THE TASK:
Each line of the listing is to be copied exactly.

-=-=-

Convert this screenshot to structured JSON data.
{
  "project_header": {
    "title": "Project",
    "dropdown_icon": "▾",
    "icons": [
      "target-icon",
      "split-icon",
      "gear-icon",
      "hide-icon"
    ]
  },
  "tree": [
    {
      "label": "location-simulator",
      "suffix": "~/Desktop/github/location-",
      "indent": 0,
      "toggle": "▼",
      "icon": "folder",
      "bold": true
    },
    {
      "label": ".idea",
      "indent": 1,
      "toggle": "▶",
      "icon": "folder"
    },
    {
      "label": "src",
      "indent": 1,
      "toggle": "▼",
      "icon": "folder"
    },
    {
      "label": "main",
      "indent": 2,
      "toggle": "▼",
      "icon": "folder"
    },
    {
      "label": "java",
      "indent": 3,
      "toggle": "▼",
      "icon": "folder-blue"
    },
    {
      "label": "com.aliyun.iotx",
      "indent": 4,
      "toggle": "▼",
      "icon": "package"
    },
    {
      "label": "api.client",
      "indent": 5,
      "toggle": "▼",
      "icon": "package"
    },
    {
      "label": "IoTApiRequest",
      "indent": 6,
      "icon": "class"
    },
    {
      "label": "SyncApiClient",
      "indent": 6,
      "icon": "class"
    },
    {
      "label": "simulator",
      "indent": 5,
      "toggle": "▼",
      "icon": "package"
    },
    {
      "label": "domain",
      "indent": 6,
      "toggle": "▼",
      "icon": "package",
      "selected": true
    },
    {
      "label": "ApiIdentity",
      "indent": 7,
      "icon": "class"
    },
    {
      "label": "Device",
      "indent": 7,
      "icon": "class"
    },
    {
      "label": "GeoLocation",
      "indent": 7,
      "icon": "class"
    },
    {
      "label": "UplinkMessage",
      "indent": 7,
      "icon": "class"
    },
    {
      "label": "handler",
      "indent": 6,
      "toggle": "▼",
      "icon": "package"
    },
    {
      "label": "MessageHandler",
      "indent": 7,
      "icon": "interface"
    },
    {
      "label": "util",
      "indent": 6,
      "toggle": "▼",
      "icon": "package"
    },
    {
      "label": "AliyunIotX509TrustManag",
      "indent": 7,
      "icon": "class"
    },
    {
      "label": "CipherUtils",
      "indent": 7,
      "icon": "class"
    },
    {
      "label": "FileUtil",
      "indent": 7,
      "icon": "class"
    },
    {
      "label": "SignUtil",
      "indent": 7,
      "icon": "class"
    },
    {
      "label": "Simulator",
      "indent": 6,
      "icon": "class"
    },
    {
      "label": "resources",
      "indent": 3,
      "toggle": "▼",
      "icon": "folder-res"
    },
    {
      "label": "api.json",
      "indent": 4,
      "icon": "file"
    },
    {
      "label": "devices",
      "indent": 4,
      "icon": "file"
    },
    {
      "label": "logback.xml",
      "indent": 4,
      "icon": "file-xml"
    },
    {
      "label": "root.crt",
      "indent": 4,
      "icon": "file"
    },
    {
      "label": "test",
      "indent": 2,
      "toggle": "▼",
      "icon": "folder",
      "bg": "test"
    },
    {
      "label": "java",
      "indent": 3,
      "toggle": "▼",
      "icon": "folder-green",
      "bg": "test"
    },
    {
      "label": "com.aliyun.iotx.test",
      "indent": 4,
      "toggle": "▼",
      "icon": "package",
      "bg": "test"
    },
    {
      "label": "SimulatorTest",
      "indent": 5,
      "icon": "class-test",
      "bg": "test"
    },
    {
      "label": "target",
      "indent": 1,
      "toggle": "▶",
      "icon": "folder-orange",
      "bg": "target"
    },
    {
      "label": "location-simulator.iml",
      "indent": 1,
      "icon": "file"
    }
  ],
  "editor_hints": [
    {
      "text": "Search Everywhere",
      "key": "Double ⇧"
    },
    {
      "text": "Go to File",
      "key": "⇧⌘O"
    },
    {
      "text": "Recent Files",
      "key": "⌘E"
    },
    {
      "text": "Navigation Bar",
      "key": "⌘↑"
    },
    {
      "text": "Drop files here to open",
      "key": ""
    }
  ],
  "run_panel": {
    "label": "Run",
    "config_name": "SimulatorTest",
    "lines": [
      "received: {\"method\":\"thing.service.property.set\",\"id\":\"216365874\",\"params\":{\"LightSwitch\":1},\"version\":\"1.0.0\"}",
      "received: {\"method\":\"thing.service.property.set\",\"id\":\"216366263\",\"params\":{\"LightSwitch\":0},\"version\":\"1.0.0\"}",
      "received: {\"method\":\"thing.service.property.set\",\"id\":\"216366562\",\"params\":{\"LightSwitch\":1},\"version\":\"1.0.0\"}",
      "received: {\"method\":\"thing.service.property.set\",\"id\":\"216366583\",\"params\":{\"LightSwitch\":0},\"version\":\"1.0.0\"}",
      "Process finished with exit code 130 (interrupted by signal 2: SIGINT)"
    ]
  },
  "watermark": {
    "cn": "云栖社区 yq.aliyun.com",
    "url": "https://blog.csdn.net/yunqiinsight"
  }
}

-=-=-

RESPONSE AREA:
Convert this screenshot to structured JSON data.
{
  "project_header": {
    "title": "Project",
    "dropdown_icon": "▾",
    "icons": [
      "target-icon",
      "split-icon",
      "gear-icon",
      "hide-icon"
    ]
  },
  "tree": [
    {
      "label": "location-simulator",
      "suffix": "~/Desktop/github/location-",
      "indent": 0,
      "toggle": "▼",
      "icon": "folder",
      "bold": true
    },
    {
      "label": ".idea",
      "indent": 1,
      "toggle": "▶",
      "icon": "folder"
    },
    {
      "label": "src",
      "indent": 1,
      "toggle": "▼",
      "icon": "folder"
    },
    {
      "label": "main",
      "indent": 2,
      "toggle": "▼",
      "icon": "folder"
    },
    {
      "label": "java",
      "indent": 3,
      "toggle": "▼",
      "icon": "folder-blue"
    },
    {
      "label": "com.aliyun.iotx",
      "indent": 4,
      "toggle": "▼",
      "icon": "package"
    },
    {
      "label": "api.client",
      "indent": 5,
      "toggle": "▼",
      "icon": "package"
    },
    {
      "label": "IoTApiRequest",
      "indent": 6,
      "icon": "class"
    },
    {
      "label": "SyncApiClient",
      "indent": 6,
      "icon": "class"
    },
    {
      "label": "simulator",
      "indent": 5,
      "toggle": "▼",
      "icon": "package"
    },
    {
      "label": "domain",
      "indent": 6,
      "toggle": "▼",
      "icon": "package",
      "selected": true
    },
    {
      "label": "ApiIdentity",
      "indent": 7,
      "icon": "class"
    },
    {
      "label": "Device",
      "indent": 7,
      "icon": "class"
    },
    {
      "label": "GeoLocation",
      "indent": 7,
      "icon": "class"
    },
    {
      "label": "UplinkMessage",
      "indent": 7,
      "icon": "class"
    },
    {
      "label": "handler",
      "indent": 6,
      "toggle": "▼",
      "icon": "package"
    },
    {
      "label": "MessageHandler",
      "indent": 7,
      "icon": "interface"
    },
    {
      "label": "util",
      "indent": 6,
      "toggle": "▼",
      "icon": "package"
    },
    {
      "label": "AliyunIotX509TrustManag",
      "indent": 7,
      "icon": "class"
    },
    {
      "label": "CipherUtils",
      "indent": 7,
      "icon": "class"
    },
    {
      "label": "FileUtil",
      "indent": 7,
      "icon": "class"
    },
    {
      "label": "SignUtil",
      "indent": 7,
      "icon": "class"
    },
    {
      "label": "Simulator",
      "indent": 6,
      "icon": "class"
    },
    {
      "label": "resources",
      "indent": 3,
      "toggle": "▼",
      "icon": "folder-res"
    },
    {
      "label": "api.json",
      "indent": 4,
      "icon": "file"
    },
    {
      "label": "devices",
      "indent": 4,
      "icon": "file"
    },
    {
      "label": "logback.xml",
      "indent": 4,
      "icon": "file-xml"
    },
    {
      "label": "root.crt",
      "indent": 4,
      "icon": "file"
    },
    {
      "label": "test",
      "indent": 2,
      "toggle": "▼",
      "icon": "folder",
      "bg": "test"
    },
    {
      "label": "java",
      "indent": 3,
      "toggle": "▼",
      "icon": "folder-green",
      "bg": "test"
    },
    {
      "label": "com.aliyun.iotx.test",
      "indent": 4,
      "toggle": "▼",
      "icon": "package",
      "bg": "test"
    },
    {
      "label": "SimulatorTest",
      "indent": 5,
      "icon": "class-test",
      "bg": "test"
    },
    {
      "label": "target",
      "indent": 1,
      "toggle": "▶",
      "icon": "folder-orange",
      "bg": "target"
    },
    {
      "label": "location-simulator.iml",
      "indent": 1,
      "icon": "file"
    }
  ],
  "editor_hints": [
    {
      "text": "Search Everywhere",
      "key": "Double ⇧"
    },
    {
      "text": "Go to File",
      "key": "⇧⌘O"
    },
    {
      "text": "Recent Files",
      "key": "⌘E"
    },
    {
      "text": "Navigation Bar",
      "key": "⌘↑"
    },
    {
      "text": "Drop files here to open",
      "key": ""
    }
  ],
  "run_panel": {
    "label": "Run",
    "config_name": "SimulatorTest",
    "lines": [
      "received: {\"method\":\"thing.service.property.set\",\"id\":\"216365874\",\"params\":{\"LightSwitch\":1},\"version\":\"1.0.0\"}",
      "received: {\"method\":\"thing.service.property.set\",\"id\":\"216366263\",\"params\":{\"LightSwitch\":0},\"version\":\"1.0.0\"}",
      "received: {\"method\":\"thing.service.property.set\",\"id\":\"216366562\",\"params\":{\"LightSwitch\":1},\"version\":\"1.0.0\"}",
      "received: {\"method\":\"thing.service.property.set\",\"id\":\"216366583\",\"params\":{\"LightSwitch\":0},\"version\":\"1.0.0\"}",
      "Process finished with exit code 130 (interrupted by signal 2: SIGINT)"
    ]
  },
  "watermark": {
    "cn": "云栖社区 yq.aliyun.com",
    "url": "https://blog.csdn.net/yunqiinsight"
  }
}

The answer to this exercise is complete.